* [Aim of the task]:
Without changing a character, output all of the records.

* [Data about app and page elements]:
++++++
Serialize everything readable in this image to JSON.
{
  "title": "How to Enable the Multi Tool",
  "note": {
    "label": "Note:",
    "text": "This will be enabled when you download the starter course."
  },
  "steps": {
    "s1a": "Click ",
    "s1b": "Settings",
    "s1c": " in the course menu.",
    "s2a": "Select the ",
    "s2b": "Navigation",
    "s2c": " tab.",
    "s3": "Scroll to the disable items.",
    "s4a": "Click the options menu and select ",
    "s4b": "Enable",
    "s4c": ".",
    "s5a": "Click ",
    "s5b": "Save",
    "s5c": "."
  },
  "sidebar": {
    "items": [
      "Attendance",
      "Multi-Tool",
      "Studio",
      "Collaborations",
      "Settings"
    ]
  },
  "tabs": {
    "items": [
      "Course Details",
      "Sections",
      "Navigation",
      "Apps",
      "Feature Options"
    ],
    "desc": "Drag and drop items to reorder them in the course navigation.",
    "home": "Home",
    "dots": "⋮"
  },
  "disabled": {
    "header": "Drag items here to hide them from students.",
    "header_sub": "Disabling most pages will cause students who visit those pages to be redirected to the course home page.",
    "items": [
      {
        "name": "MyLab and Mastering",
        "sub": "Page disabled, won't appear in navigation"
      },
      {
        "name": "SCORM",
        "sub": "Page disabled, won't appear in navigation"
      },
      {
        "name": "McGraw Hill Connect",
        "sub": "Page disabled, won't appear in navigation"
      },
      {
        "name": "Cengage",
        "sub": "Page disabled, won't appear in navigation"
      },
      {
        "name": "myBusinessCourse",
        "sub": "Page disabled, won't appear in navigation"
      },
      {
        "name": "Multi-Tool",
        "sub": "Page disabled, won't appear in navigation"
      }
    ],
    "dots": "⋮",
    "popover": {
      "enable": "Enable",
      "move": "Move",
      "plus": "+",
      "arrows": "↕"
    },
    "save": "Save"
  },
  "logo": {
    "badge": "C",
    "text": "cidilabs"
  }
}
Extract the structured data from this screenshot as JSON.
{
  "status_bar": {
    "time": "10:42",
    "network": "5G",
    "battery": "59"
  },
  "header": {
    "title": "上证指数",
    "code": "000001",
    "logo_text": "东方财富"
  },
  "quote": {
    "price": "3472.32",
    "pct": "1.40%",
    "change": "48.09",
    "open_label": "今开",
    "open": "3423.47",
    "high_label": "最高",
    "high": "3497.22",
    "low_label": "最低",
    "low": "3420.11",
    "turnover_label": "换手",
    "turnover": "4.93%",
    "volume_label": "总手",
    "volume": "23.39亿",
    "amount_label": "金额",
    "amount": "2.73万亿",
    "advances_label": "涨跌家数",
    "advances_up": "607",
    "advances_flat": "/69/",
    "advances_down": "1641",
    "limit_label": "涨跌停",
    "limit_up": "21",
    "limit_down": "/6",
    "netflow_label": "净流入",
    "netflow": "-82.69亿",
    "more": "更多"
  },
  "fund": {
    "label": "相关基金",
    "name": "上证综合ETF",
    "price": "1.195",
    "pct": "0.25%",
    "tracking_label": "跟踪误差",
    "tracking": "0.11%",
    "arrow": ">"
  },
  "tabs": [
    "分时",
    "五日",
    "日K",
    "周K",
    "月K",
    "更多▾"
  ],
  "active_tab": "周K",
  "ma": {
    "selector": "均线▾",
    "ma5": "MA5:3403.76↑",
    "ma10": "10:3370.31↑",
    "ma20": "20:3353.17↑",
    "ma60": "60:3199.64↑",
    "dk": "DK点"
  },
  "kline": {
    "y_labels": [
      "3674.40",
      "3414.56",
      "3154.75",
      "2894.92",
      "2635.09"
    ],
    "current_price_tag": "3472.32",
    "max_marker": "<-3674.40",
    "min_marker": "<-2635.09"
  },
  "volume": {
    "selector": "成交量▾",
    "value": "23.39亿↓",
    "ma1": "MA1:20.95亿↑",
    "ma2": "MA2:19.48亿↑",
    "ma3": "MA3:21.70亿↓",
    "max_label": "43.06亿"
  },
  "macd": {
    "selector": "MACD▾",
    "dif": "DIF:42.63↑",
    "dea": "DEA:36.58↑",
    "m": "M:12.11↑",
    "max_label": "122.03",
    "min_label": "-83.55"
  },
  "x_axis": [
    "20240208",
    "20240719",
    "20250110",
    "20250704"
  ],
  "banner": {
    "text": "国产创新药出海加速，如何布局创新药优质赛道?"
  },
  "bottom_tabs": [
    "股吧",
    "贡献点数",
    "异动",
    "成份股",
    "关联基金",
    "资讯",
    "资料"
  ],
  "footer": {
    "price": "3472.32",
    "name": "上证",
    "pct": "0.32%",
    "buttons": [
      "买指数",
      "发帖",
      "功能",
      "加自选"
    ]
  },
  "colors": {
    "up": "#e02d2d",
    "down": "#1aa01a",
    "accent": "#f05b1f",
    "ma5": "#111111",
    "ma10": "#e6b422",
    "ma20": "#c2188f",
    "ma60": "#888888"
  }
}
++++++
* [Written solution]:
Serialize everything readable in this image to JSON.
{
  "title": "How to Enable the Multi Tool",
  "note": {
    "label": "Note:",
    "text": "This will be enabled when you download the starter course."
  },
  "steps": {
    "s1a": "Click ",
    "s1b": "Settings",
    "s1c": " in the course menu.",
    "s2a": "Select the ",
    "s2b": "Navigation",
    "s2c": " tab.",
    "s3": "Scroll to the disable items.",
    "s4a": "Click the options menu and select ",
    "s4b": "Enable",
    "s4c": ".",
    "s5a": "Click ",
    "s5b": "Save",
    "s5c": "."
  },
  "sidebar": {
    "items": [
      "Attendance",
      "Multi-Tool",
      "Studio",
      "Collaborations",
      "Settings"
    ]
  },
  "tabs": {
    "items": [
      "Course Details",
      "Sections",
      "Navigation",
      "Apps",
      "Feature Options"
    ],
    "desc": "Drag and drop items to reorder them in the course navigation.",
    "home": "Home",
    "dots": "⋮"
  },
  "disabled": {
    "header": "Drag items here to hide them from students.",
    "header_sub": "Disabling most pages will cause students who visit those pages to be redirected to the course home page.",
    "items": [
      {
        "name": "MyLab and Mastering",
        "sub": "Page disabled, won't appear in navigation"
      },
      {
        "name": "SCORM",
        "sub": "Page disabled, won't appear in navigation"
      },
      {
        "name": "McGraw Hill Connect",
        "sub": "Page disabled, won't appear in navigation"
      },
      {
        "name": "Cengage",
        "sub": "Page disabled, won't appear in navigation"
      },
      {
        "name": "myBusinessCourse",
        "sub": "Page disabled, won't appear in navigation"
      },
      {
        "name": "Multi-Tool",
        "sub": "Page disabled, won't appear in navigation"
      }
    ],
    "dots": "⋮",
    "popover": {
      "enable": "Enable",
      "move": "Move",
      "plus": "+",
      "arrows": "↕"
    },
    "save": "Save"
  },
  "logo": {
    "badge": "C",
    "text": "cidilabs"
  }
}
Extract the structured data from this screenshot as JSON.
{
  "status_bar": {
    "time": "10:42",
    "network": "5G",
    "battery": "59"
  },
  "header": {
    "title": "上证指数",
    "code": "000001",
    "logo_text": "东方财富"
  },
  "quote": {
    "price": "3472.32",
    "pct": "1.40%",
    "change": "48.09",
    "open_label": "今开",
    "open": "3423.47",
    "high_label": "最高",
    "high": "3497.22",
    "low_label": "最低",
    "low": "3420.11",
    "turnover_label": "换手",
    "turnover": "4.93%",
    "volume_label": "总手",
    "volume": "23.39亿",
    "amount_label": "金额",
    "amount": "2.73万亿",
    "advances_label": "涨跌家数",
    "advances_up": "607",
    "advances_flat": "/69/",
    "advances_down": "1641",
    "limit_label": "涨跌停",
    "limit_up": "21",
    "limit_down": "/6",
    "netflow_label": "净流入",
    "netflow": "-82.69亿",
    "more": "更多"
  },
  "fund": {
    "label": "相关基金",
    "name": "上证综合ETF",
    "price": "1.195",
    "pct": "0.25%",
    "tracking_label": "跟踪误差",
    "tracking": "0.11%",
    "arrow": ">"
  },
  "tabs": [
    "分时",
    "五日",
    "日K",
    "周K",
    "月K",
    "更多▾"
  ],
  "active_tab": "周K",
  "ma": {
    "selector": "均线▾",
    "ma5": "MA5:3403.76↑",
    "ma10": "10:3370.31↑",
    "ma20": "20:3353.17↑",
    "ma60": "60:3199.64↑",
    "dk": "DK点"
  },
  "kline": {
    "y_labels": [
      "3674.40",
      "3414.56",
      "3154.75",
      "2894.92",
      "2635.09"
    ],
    "current_price_tag": "3472.32",
    "max_marker": "<-3674.40",
    "min_marker": "<-2635.09"
  },
  "volume": {
    "selector": "成交量▾",
    "value": "23.39亿↓",
    "ma1": "MA1:20.95亿↑",
    "ma2": "MA2:19.48亿↑",
    "ma3": "MA3:21.70亿↓",
    "max_label": "43.06亿"
  },
  "macd": {
    "selector": "MACD▾",
    "dif": "DIF:42.63↑",
    "dea": "DEA:36.58↑",
    "m": "M:12.11↑",
    "max_label": "122.03",
    "min_label": "-83.55"
  },
  "x_axis": [
    "20240208",
    "20240719",
    "20250110",
    "20250704"
  ],
  "banner": {
    "text": "国产创新药出海加速，如何布局创新药优质赛道?"
  },
  "bottom_tabs": [
    "股吧",
    "贡献点数",
    "异动",
    "成份股",
    "关联基金",
    "资讯",
    "资料"
  ],
  "footer": {
    "price": "3472.32",
    "name": "上证",
    "pct": "0.32%",
    "buttons": [
      "买指数",
      "发帖",
      "功能",
      "加自选"
    ]
  },
  "colors": {
    "up": "#e02d2d",
    "down": "#1aa01a",
    "accent": "#f05b1f",
    "ma5": "#111111",
    "ma10": "#e6b422",
    "ma20": "#c2188f",
    "ma60": "#888888"
  }
}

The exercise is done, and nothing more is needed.